Taking Action on Climate Change, and More – Boston News

Taking Action on Climate Change

Let’s explore some of the most interesting stories that have emerged from Boston business schools this week.

This Tool is Pushing People to Take Action on Climate ChangeMIT Sloan Newsroom

New research from MIT Sloan Professor and Sustainability Initiative Director John Sterman finds that the role-play simulation World Climate, in which “participants take on the role of delegates to the UN climate change summits, and negotiate face-to-face with other participants to reach a climate change agreement,” might assist the powers that be understand and inspire environmental change.

Sterman and his co-authors write, “The results indicate that World Climate offers a climate change communication tool that enables people to learn and feel for themselves, which together have the potential to motivate action informed by science.”

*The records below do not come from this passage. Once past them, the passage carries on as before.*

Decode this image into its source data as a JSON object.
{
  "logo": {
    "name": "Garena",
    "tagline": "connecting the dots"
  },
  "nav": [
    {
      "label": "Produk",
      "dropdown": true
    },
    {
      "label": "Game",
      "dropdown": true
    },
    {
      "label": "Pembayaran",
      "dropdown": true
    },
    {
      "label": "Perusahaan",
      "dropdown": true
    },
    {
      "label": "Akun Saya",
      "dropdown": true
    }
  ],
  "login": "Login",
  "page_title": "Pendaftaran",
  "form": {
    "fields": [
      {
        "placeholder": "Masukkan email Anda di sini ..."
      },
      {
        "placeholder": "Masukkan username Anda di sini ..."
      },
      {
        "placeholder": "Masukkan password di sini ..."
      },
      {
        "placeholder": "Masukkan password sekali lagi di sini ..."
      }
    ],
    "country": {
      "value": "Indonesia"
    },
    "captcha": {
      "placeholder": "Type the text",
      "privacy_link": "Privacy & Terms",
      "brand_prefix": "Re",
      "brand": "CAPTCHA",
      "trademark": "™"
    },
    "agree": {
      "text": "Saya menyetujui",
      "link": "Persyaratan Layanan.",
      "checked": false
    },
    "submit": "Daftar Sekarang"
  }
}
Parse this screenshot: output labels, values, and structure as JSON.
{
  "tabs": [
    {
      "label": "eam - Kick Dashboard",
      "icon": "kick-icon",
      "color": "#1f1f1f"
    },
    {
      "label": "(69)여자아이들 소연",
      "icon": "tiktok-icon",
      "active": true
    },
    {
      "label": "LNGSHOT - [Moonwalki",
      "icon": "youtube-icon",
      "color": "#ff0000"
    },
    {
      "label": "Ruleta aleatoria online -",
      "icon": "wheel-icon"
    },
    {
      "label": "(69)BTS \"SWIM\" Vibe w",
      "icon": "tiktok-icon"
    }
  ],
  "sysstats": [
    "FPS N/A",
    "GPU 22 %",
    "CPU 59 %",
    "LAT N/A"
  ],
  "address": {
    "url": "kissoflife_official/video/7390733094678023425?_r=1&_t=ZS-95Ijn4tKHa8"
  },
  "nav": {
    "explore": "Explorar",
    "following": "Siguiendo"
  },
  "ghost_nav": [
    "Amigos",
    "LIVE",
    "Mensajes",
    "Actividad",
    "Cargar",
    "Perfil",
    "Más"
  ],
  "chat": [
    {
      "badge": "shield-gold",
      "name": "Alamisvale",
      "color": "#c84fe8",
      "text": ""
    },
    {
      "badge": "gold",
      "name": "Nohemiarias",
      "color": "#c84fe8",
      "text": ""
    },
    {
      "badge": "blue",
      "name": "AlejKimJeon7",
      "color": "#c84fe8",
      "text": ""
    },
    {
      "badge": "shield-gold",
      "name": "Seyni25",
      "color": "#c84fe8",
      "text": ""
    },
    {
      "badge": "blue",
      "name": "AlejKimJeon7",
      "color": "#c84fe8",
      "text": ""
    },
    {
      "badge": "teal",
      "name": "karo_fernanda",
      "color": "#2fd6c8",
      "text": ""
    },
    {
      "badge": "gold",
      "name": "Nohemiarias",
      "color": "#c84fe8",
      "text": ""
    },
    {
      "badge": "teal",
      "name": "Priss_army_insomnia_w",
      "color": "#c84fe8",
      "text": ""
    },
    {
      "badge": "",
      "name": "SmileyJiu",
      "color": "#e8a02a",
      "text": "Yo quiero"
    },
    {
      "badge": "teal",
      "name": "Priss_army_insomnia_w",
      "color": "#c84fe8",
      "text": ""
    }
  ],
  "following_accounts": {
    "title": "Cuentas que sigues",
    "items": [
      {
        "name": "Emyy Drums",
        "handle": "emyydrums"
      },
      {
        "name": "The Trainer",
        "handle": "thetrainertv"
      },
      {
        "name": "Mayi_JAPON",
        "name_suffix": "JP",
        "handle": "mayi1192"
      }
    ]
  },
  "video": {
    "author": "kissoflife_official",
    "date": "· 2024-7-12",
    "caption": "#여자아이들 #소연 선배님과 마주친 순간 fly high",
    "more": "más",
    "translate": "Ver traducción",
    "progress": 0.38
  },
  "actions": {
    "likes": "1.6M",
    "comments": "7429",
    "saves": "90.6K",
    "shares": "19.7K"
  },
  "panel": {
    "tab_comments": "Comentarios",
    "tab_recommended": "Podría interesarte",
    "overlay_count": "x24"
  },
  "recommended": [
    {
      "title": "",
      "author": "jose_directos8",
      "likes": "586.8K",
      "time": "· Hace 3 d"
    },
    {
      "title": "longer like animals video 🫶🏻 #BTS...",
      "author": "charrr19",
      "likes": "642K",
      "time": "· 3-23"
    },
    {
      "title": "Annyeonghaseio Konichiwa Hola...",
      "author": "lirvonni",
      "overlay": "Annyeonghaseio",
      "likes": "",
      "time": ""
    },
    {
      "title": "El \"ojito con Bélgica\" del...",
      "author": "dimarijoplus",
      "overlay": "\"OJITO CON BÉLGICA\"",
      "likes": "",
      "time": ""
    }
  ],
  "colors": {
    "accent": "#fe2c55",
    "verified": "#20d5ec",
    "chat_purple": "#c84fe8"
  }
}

“Research shows that showing people research doesn’t work. World Climate not only boosts people’s knowledge of climate change and increases the urgency they feel, but also generates gains in hope.”

You can read the full article here.

The Legacy of Boaty McBoatface: Beware of Customers Who VoteHBS Working Knowledge

Harvard Business School Professors Michael Norton and Leslie John recently co-authored a new working paper about the pitfalls of crowdsourced naming competitions. Case in point: Boaty McBoatface, the winning entry for the National Environmental Research Council’s online voting poll to name the agency’s new research vessel.

When NERC overruled ‘Boaty McBoatface,’ there was massive public backlash. Professor Norton explains, “When firms conduct online polls, people frequently submit ridiculous entries; and with social media, those entries will go viral. But even when firms never guarantee that consumers will choose the winner, consumers infer an implicit contract and are upset when that contract is violated.”

The researchers incorporated the NERC case study into its research as a compelling example of how companies can potentially violate consumer trust in crowdsourced polls, according to John. “It’s offensive because consumers feel as though the firm broke the contract.”

Image result for Boaty McBoatface

In 2016, the National Environmental Research Council conducted a public poll to name its vessel. The winner, infamously, was Boaty McBoatface, but the council renamed it to the RRS Sir David Attenborough.

Norton and John offer a number of options that allow companies to safeguard against potential fallout from “off-the-wall choices” by being “very explicit about how they will consider the voice of consumers before the vote begins.”

The researchers also advise “pre-selecting acceptable outcomes on which consumers can vote, culling options from consumer suggestions without publicizing the actual number of votes for each, [or] setting up some kind of screening process, by which only actual customers can vote, but giving out a voting code attached to products.”

You can read more from Norton and John here.

From Building on Bones to Building on Blockchains: D’Amore-McKim Students Experience RussiaDMSB Blog

Marina Hess DMSB21 and Anya Losik COS21 pose at the border between Europe and Asia

The D’Amore-McKim School of Business at Northeastern University recently profiled 16 students who took part in a month-long Russian study abroad trip entitled “Driving Growth in Russia: From Building on Bones to Building on Blockchains.”

Yuan Vu Dinh Van (DMSB ’21) broke down the major takeaways from the cross-country excursion.

“By visiting Russia, I was able to see a different way of doing business compared to the model used in the U.S. Business in Russia seems to be conducted similarly to that of Ecuador, as only the people with the contacts and the money succeed in business, while in the U.S. it is easier for anyone to do that.”

Van adds, “I also learned about different ways to manage people, as Russian employees often prefer to be given orders and don’t have as much freedom as U.S. employees typically have in regards to the decision making. It really opened my mind to how important the role culture plays in doing business in different countries.”

You can read more from the interview here.


About the Author

Jonathan Pfeffer

Jonathan Pfeffer joined the Clear Admit and MetroMBA teams in 2015 after spending several years as an arts/culture writer, editor, and radio producer. In addition to his role as contributing writer at MetroMBA and contributing editor at Clear Admit, he is co-founder and lead producer of the Clear Admit MBA Admissions Podcast. He holds a BA in Film/Video, Ethnomusicology, and Media Studies from Oberlin College.

Let us find your Program match!!

  • Please only indicate the regions you are interested in pursuing your degree. If you select, "all regions" you do not need to select individual regions.
  • Looking for help? Check the box(es) below!
  • Hidden
  • This field is for validation purposes and should be left unchanged.

Your compare list